It was Boeing, remember, that changed the entire complexion of the MMRCA, by “elbowing” (a phrase used by the IAF, but not with acrimony) itself into what was to be a competition for a medium-weight, medium-range fighterplane. It was also Boeing which virtually pulled the rug from under the other contenders by being the first to express its intention to supply an active electronically-scalled array (AESA) radar with its contender — the highly respected Raytheon APG-79 radar. It was only after the IAF began doggedly pursuing information on the Raytheon radar and export licensing information that the other five contenders jumped onto the bandwagon and began either offering AESA radars, or publicising them in a more emphatic manner. The IAF recognises that unwaveringly, but still gives Boeing credit for changing the game. Among the six competing radars, the IAF has also been most exposed to the capabilities of the APG-79 that comes with the Super Hornet, in simulators and live flights. One IAF pilot who took the front seat in a Super Hornet at Aero India 2007 said he found the airplane’s digital flight control system (FCS) to be possibly the most mature and intelligent in the world on a fourth generation aircraft. Many in the IAF are of the opinion that alleviation of pilot workload is something that has been achieved in a dramatic way in the Super Hornet — its cockpit, one pilot says, is the very definition of convenience, automation and ergonomics. The AN/ASQ-228 advanced targeting forward looking infrared (ATFLIR) targeting pod is considered on par, if not better, than Lockheed-Martin’s equivalent on the F-16IN. A lot of folks thought the fact that the Super Hornet is a naval fighter would be a downer, but no — it has actually translated into its acceptance as a far more rugged, quick reaction fighter, which the Super Hornet undoubtedly is. In demonstration flight debriefs, the IAF has been careful to note that the airplane’s short take-off capability with near full combat load is undeniable, as are its handling characteristics at low altitude with the same load. The Super Hornet comes backed by a firm that the government of India has a lot of experience dealing with. The fact that ahead of the F-35C, the US Navy’s air arm is being standardised across roles on the Super Hornet platform is a source of great reassurance, for its reputation as the Navy’s next “swiss-army knife”. Being fairly battle proven despite its freshness off the block is a good thing too.

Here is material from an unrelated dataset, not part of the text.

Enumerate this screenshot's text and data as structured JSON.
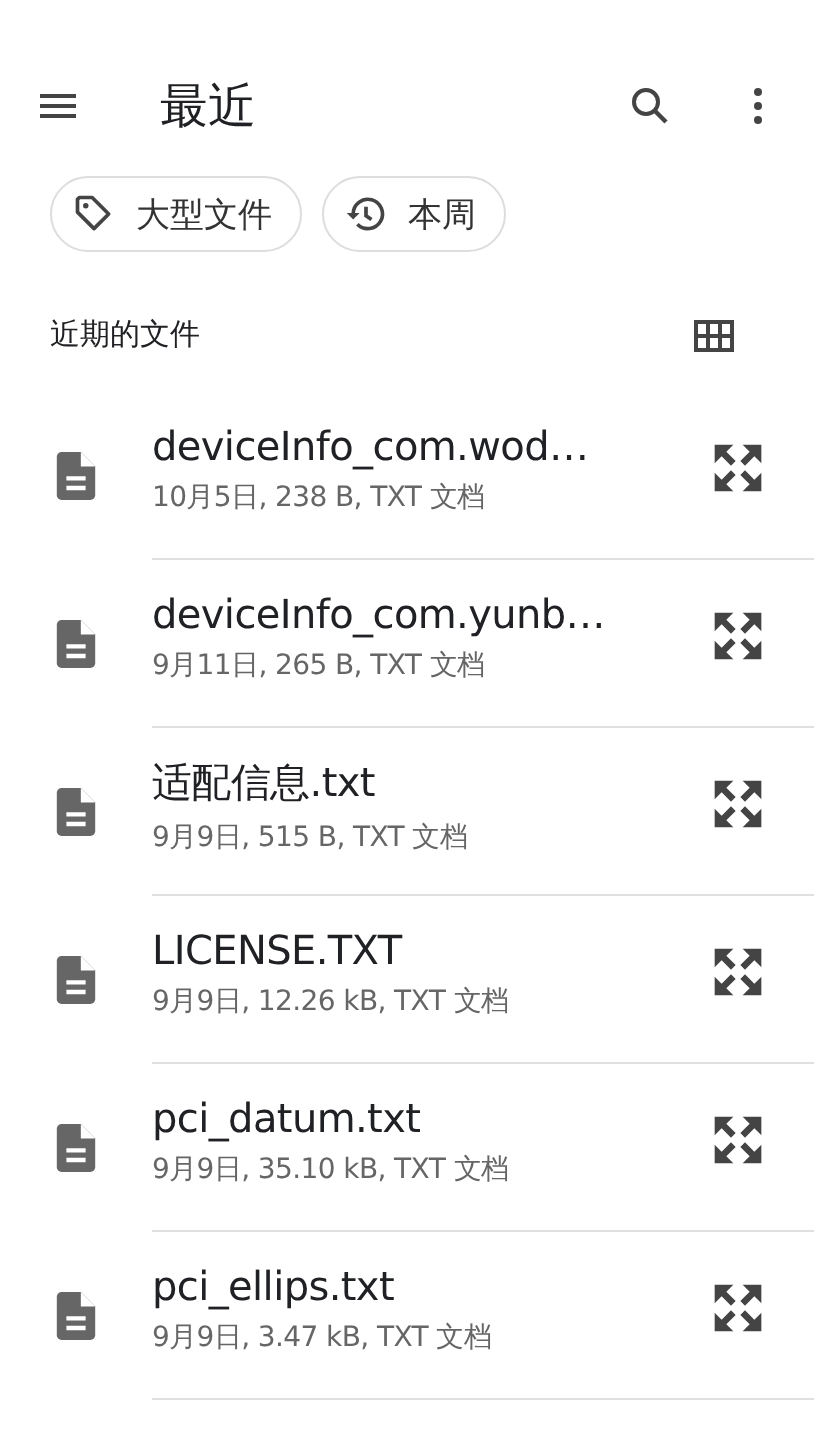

The Super Hornet is in approximately the same weight class as the Su-30, and is, in every way, a heavy hitter, with all the attendant cross-section and logistics issues. The IAF has expressed apprehensions about the Super Hornet’s logistics footprint (and its overall impact on ownership costs), though these have been discussed only internally — they will be taken up during the foreign leg of the field evaluation tests (FETs). The Super Hornet is a rugged, beast of an airplane no doubt, but there remains a substantial quarter in the IAF which is still hung on the apprehension that it is, ultimately, a maritime strike fighter. “Let’s face it. The development of the Super Hornet was with the US Navy in mind. The exports to other country’s air forces are simply bonuses. It is a maritime strike fighter, with a maritime role development history behind it. Fielding it as an air force jet is borne from commercial considerations. Both Boeing and Lockheed are trying to maximise profits from the F-18/F-16 production lines before they have to shut shop for the F-35,” says one senior IAF pilot, who does not fly anymore. The Indian government has opened its Boeing IDS account with the P-8I Poseidon deal — the government may be wary of laying it on too thick with one vendor.
Top Photo Copyright US Navy
Tomorrow: Part 6 – The Typhoon Truth (Series concludes)
Part 1 – The Super Viper
Part 2 – The Swedish Underdog
Part 3 – The Future Fulcrum
Part 4 – The American Turbo Bug